Abu Taher Khokon/AP Photos
Surrounded by police, former Bangladesh Prime Minister Sheikh Hasina, center, is escorted to a court on Monday.
Surrounded by police, former Bangladesh Prime Minister Sheikh Hasina, center, is escorted to a court on Monday. Abu Taher Khokon/AP Photos
Farjana K. Godhuly/AFP/Getty Images
Bangladesh's former Prime Minister Sheikh Hasina, pictured here in January, was arrested Monday on extortion charges.
Bangladesh's former Prime Minister Sheikh Hasina, pictured here in January, was arrested Monday on extortion charges. Farjana K. Godhuly/AFP/Getty Images
Bangladesh's military-backed government arrested former Prime Minister Sheikh Hasina on Monday on extortion charges.
Thousands of troops arrived at Hasina's home and took her to a local court in the capital, Dhaka. Hasina, who heads one of Bangladesh's two main political parties, was denied bail and taken to jail until the trial, said defense lawyer Abdul Matin Khasru.
Dozens of her supporters demonstrated near the court shouting, "Free Hasina," before being driven away by baton-wielding police.
Hasina is the leader of the Awami League, one of two political dynasties that have dominated Bangladesh since 1991. The other is headed by her bitter rival, former Prime Minister Khaleda Zia, who also faces corruption charges.
Bangladesh has been under a state of emergency since mid-January when 30 people were killed in clashes following the end of Zia's five-year term in October. The country is now ruled by a military-backed, interim government. The interim government has vowed to fight corruption and clean up the nation's factional, often violent political system before holding the next election.
National elections planned for Jan. 22 were cancelled and the government said it will hold elections by the end of 2008. No dates have been announced.
More than 170 people have been arrested on corruption charges since the army-backed government took charge in January. Most of them are associates of Hasina and Zia.
Supporters of both women said the interim government has tried to force them into exile.
Khasru said Hasina was accused of extorting about $411,000 from a company in return for allowing it to build a power station while she was in office. Hasina served as prime minister from 1996 to 2001.
Hasina has denied the allegations, which she said were aimed at keeping her from contesting the next elections.
"It's a conspiracy to stop me from speaking for the rights of the people. I've done nothing wrong," Hasina told the court jammed with lawyers and journalists.
The New Delhi-based Asian Center for Human Rights agreed. They said Hasina's arrest was "nothing but a military operation sanctified by the Chief Metropolitan Magistrate" and an attempt to keep her out of the political process.
The interim government denied the conspiracy.
"There are specific charges against Hasina. Law will take its own course," said Mainul Hosein, the government's law adviser.

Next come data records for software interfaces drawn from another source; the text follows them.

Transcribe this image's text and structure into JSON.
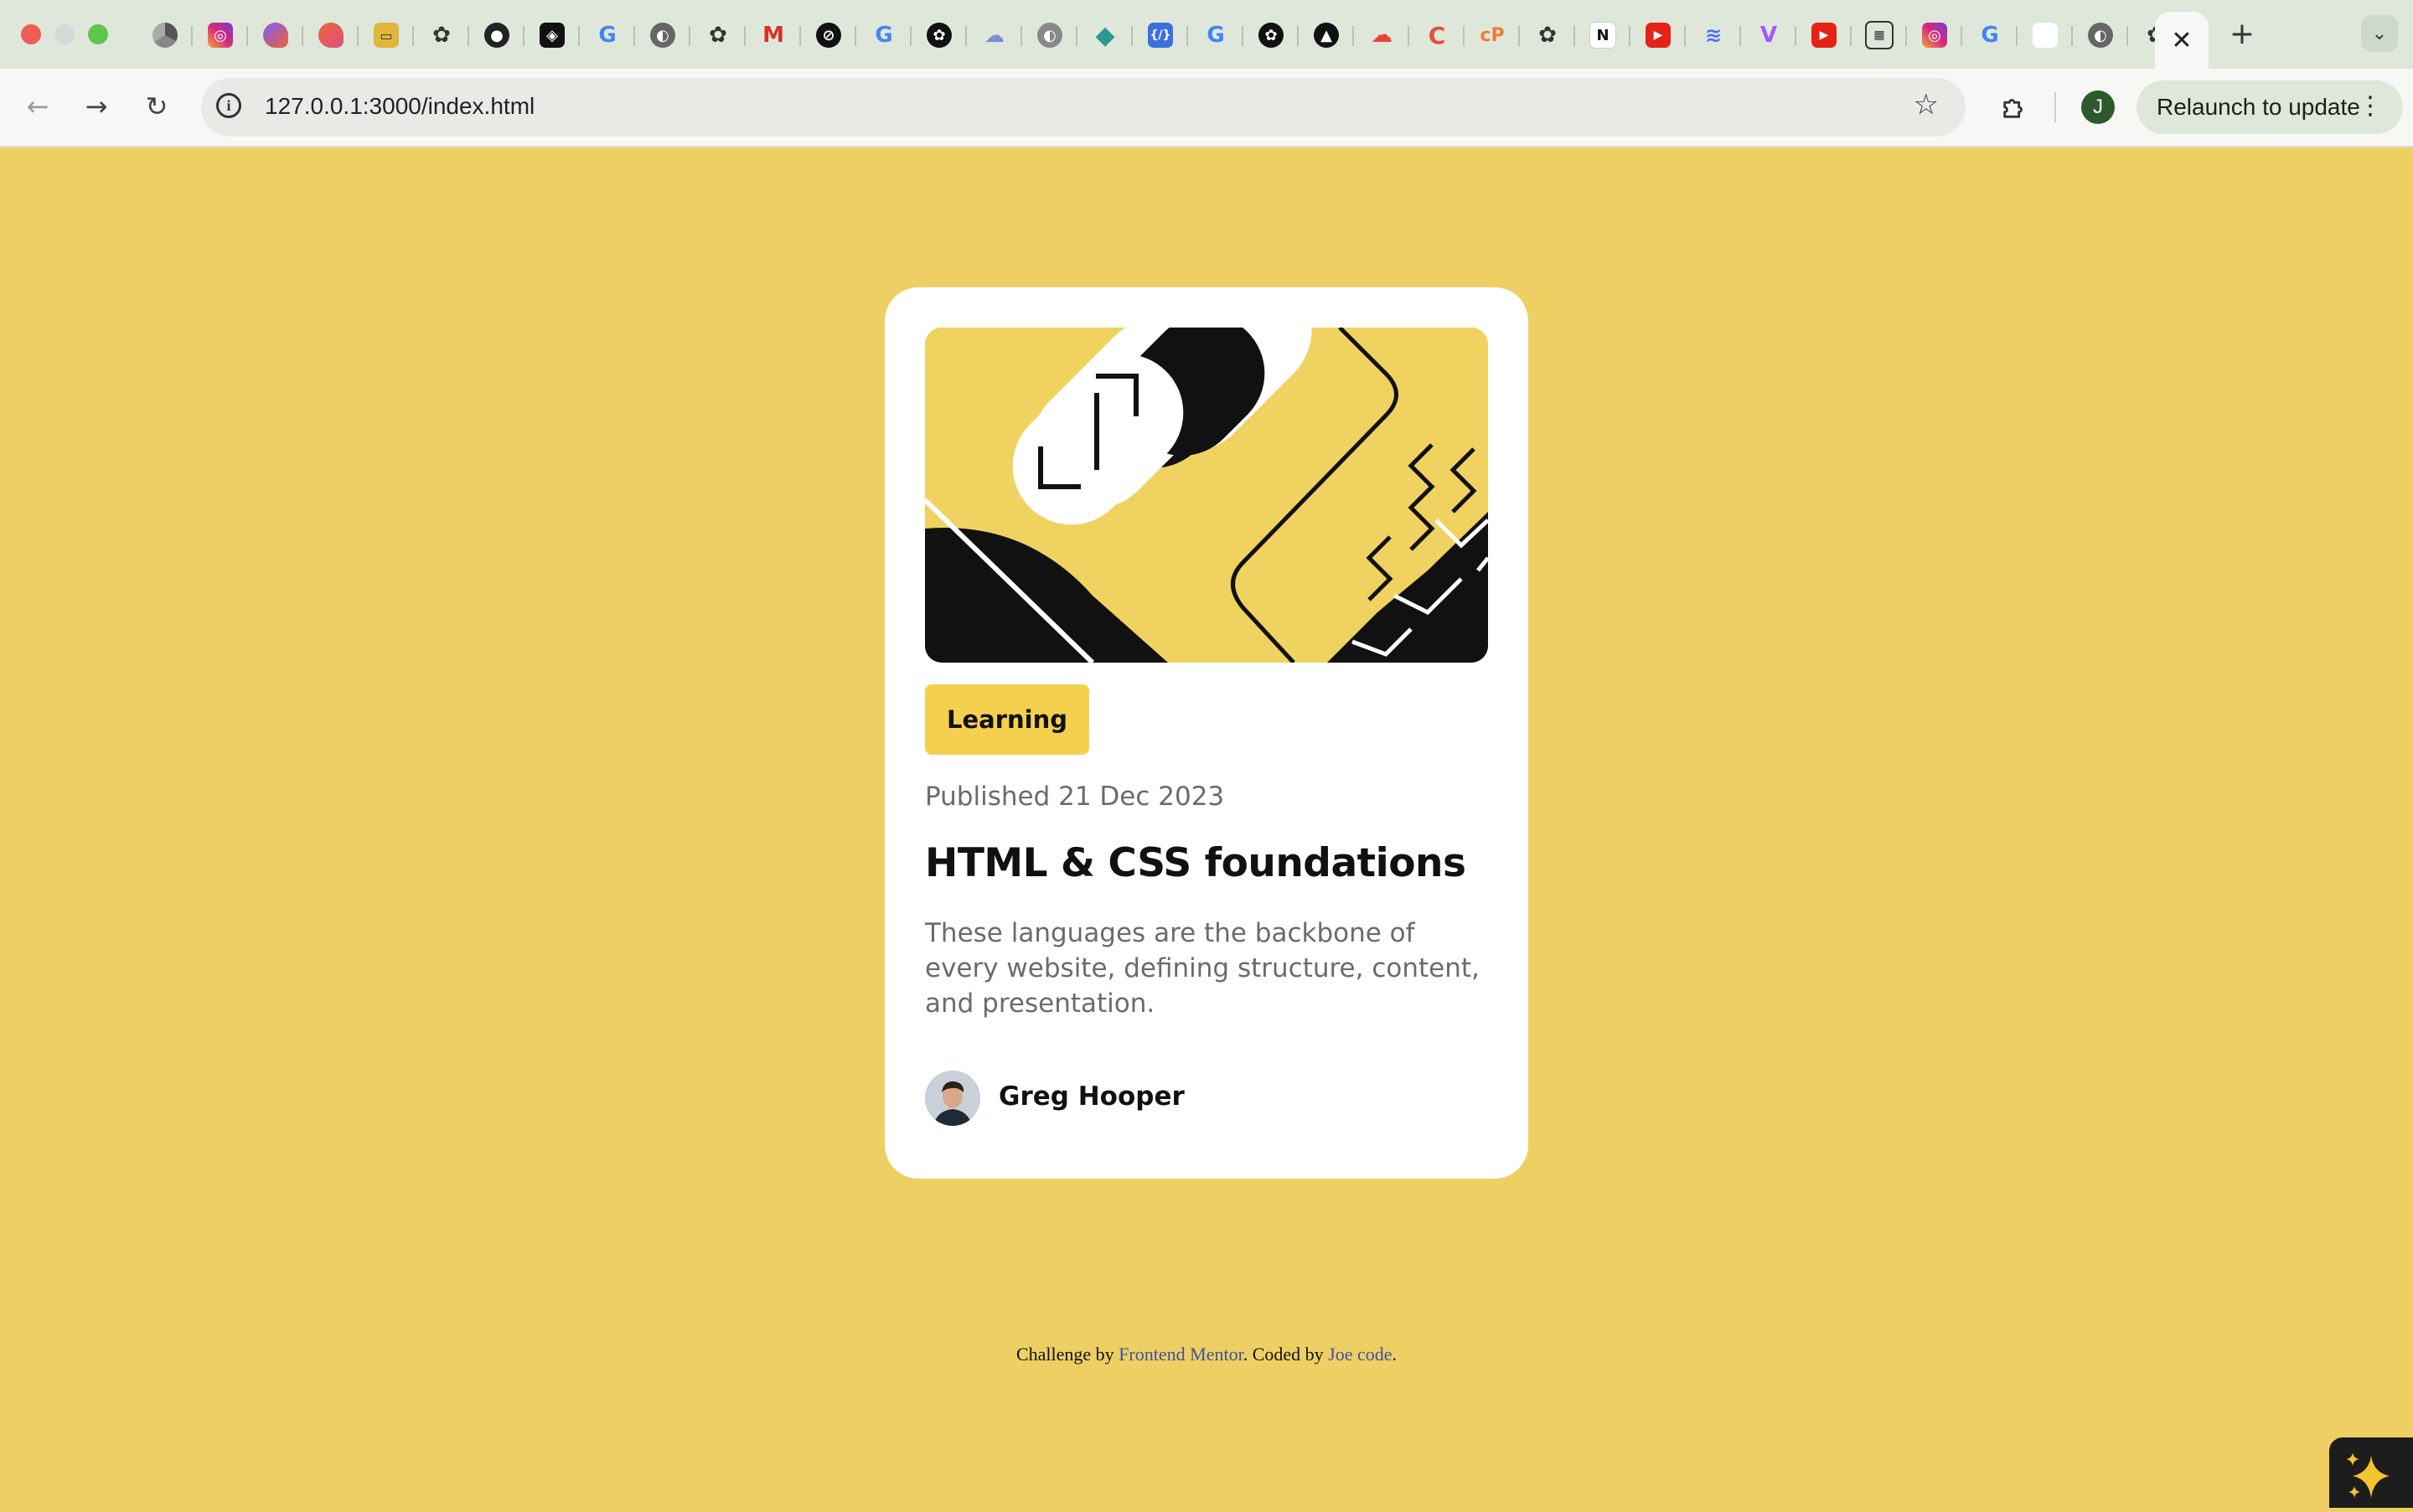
{
  "browser": {
    "url": "127.0.0.1:3000/index.html",
    "relaunch_label": "Relaunch to update",
    "profile_initial": "J",
    "close_tab_glyph": "✕",
    "new_tab_glyph": "+",
    "tab_icons": [
      "chrome-icon",
      "instagram-icon",
      "claude-icon",
      "claude-icon",
      "folder-icon",
      "openai-icon",
      "github-icon",
      "notion-icon",
      "google-icon",
      "globe-icon",
      "openai-icon",
      "gmail-icon",
      "perplexity-icon",
      "google-icon",
      "openai-icon",
      "cloud-icon",
      "globe-icon",
      "diamond-icon",
      "code-icon",
      "google-icon",
      "openai-icon",
      "apps-icon",
      "google-cloud-icon",
      "c-icon",
      "copilot-icon",
      "openai-icon",
      "notion-icon",
      "youtube-icon",
      "deepseek-icon",
      "vite-icon",
      "youtube-icon",
      "grid-icon",
      "instagram-icon",
      "google-icon",
      "blank-page-icon",
      "globe-icon",
      "openai-icon"
    ]
  },
  "card": {
    "tag": "Learning",
    "published": "Published 21 Dec 2023",
    "title": "HTML & CSS foundations",
    "description": "These languages are the backbone of every website, defining structure, content, and presentation.",
    "author": "Greg Hooper"
  },
  "attribution": {
    "prefix": "Challenge by ",
    "link1": "Frontend Mentor",
    "middle": ". Coded by ",
    "link2": "Joe code",
    "suffix": "."
  },
  "colors": {
    "page_bg": "#edcf63",
    "card_bg": "#ffffff",
    "tag_bg": "#f4d04e",
    "text_dark": "#111111",
    "text_muted": "#6b6b6b"
  }
}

The Berlin-based, anti-corruption group Transparency International ranks Bangladesh, a nation of 145 million people, as one of the world's most corrupt countries.
From NPR reports and The Associated Press.